FATHER DONALD SENIOR, CP, is president emeritus and chancellor of Catholic Theological Union in Chicago (CTU), where he is also a member of the faculty as professor of New Testament.
Paul’s Life and Theology
From the very first moment of his encounter with the Risen Christ, Paul felt called by God to proclaim the Gospel not just to his fellow Jews but to the gentile world. There was no gap, no long pondering that led after time to this decision. From his own testimony, Paul was convinced of the Gospel’s life-giving force for all of humanity from the very first instant of his encounter with Christ.
Paul’s urgent missionary logic is clear in this famous passage from his letter to the Romans: “For ‘everyone who calls on the name of the Lord will be saved.’ But how can they call on him in whom they have not believed? And how can they believe in him of whom they have not heard? And how can they hear without someone to preach? And how can people preach unless they are sent? As it is written, ‘How beautiful are the feet of those who bring [the] good news!’” (Rom 10:13-15).
Even though Paul testifies that he was called to be a missionary to the gentiles from the first moment he encountered the Risen Christ (cf. Gal 1:15-16), still, no doubt, it took time and the assistance of others for Paul to further develop his initial vocation. By his own testimony, he spent considerable time in prayer and solitude in Syria, near Damascus, and then went for a brief time to Jerusalem to confer with Peter and James (cf. Gal 1:17-20). Afterward, he went to Cilicia (his home region in southern Asia Minor) and eventually to the major city of Antioch, which would be his first true missionary base.

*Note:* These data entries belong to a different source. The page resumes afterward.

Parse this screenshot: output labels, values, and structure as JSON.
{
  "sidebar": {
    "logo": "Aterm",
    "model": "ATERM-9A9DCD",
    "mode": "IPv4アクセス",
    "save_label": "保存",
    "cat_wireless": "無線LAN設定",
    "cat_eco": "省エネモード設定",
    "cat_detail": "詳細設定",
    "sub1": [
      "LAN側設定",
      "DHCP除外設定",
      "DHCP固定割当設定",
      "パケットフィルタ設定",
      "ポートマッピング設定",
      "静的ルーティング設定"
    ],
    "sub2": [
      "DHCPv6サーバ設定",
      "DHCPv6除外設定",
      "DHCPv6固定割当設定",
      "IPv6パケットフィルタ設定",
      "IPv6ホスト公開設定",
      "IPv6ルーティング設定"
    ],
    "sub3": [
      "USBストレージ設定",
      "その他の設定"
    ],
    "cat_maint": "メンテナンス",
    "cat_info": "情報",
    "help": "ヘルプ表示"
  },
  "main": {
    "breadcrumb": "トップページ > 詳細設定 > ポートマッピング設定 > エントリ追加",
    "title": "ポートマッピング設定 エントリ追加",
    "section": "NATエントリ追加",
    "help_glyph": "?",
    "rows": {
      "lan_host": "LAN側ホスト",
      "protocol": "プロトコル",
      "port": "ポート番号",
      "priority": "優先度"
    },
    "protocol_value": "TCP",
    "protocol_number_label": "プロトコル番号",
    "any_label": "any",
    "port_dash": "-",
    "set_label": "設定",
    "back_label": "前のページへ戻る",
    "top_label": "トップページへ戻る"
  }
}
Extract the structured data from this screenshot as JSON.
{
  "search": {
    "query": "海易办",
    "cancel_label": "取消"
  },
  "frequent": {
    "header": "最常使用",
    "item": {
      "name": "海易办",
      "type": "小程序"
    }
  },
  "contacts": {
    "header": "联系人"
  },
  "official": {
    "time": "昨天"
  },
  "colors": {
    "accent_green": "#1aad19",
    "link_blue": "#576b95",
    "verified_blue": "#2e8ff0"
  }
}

Paul was drafted by Barnabas and brought to Antioch to join him in the new adventure of proclaiming the Gospel to the Mediterranean world that lay beyond the perimeters of Israel. Here, Acts tells us, the followers of Jesus were first called “Christians” and here Paul, under the guidance of Barnabas and others, would hone his message for gentile Christians and, from here, he would launch his missionary journeys west through Asia Minor and eventually to Greece when he first set foot on what would be European soil and where he would establish a Christian community at Philippi (cf. Acts 16:11-12).